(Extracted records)
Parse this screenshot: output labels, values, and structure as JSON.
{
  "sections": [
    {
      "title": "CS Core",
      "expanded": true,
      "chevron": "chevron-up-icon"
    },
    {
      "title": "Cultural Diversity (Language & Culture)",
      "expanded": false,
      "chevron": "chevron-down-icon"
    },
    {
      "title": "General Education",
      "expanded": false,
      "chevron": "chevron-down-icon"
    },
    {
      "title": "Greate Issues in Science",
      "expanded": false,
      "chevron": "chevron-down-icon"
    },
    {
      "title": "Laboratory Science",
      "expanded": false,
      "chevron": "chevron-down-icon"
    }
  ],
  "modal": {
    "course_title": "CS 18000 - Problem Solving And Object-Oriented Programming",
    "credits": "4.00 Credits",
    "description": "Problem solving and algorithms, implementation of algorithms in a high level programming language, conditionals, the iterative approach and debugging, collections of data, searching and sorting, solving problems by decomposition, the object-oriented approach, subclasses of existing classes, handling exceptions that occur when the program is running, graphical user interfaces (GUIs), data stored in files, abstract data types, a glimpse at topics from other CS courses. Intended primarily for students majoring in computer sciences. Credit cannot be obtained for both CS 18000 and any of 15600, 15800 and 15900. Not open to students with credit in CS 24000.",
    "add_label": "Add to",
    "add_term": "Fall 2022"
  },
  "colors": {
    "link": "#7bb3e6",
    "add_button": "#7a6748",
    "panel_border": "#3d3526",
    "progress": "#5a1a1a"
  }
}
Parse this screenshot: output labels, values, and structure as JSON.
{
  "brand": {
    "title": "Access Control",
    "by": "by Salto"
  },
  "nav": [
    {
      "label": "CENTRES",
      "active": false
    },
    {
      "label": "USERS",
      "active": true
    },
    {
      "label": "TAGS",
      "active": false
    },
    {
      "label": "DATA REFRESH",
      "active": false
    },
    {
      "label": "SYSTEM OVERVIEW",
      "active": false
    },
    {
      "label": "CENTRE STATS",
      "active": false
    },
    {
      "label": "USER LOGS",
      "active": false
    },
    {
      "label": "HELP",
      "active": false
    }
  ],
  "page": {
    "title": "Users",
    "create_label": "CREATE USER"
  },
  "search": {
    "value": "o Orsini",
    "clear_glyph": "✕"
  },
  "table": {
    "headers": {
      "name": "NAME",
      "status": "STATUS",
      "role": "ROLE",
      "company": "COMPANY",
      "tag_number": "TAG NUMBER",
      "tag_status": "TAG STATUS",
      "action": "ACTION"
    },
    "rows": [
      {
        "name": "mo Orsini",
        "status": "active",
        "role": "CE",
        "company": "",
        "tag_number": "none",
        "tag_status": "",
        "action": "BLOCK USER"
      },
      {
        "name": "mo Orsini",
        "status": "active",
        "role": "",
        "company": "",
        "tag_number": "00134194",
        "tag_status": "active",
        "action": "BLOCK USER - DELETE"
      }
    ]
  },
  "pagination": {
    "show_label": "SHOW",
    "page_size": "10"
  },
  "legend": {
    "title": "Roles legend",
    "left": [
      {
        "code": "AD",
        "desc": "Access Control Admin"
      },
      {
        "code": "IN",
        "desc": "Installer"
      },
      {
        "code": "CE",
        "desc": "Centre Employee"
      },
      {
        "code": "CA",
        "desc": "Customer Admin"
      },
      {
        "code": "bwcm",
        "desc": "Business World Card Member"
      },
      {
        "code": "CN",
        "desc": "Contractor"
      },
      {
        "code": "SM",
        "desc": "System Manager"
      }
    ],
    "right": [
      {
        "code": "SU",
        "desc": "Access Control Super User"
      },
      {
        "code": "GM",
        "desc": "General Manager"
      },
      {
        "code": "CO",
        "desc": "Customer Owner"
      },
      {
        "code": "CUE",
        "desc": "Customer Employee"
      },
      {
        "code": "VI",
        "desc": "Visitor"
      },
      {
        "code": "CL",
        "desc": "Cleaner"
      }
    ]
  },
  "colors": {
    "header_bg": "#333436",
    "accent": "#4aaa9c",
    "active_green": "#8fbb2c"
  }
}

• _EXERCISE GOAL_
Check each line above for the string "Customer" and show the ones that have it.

• _SOLUTION TO THE EXERCISE_
        "desc": "Customer Admin"
        "desc": "Customer Owner"
        "desc": "Customer Employee"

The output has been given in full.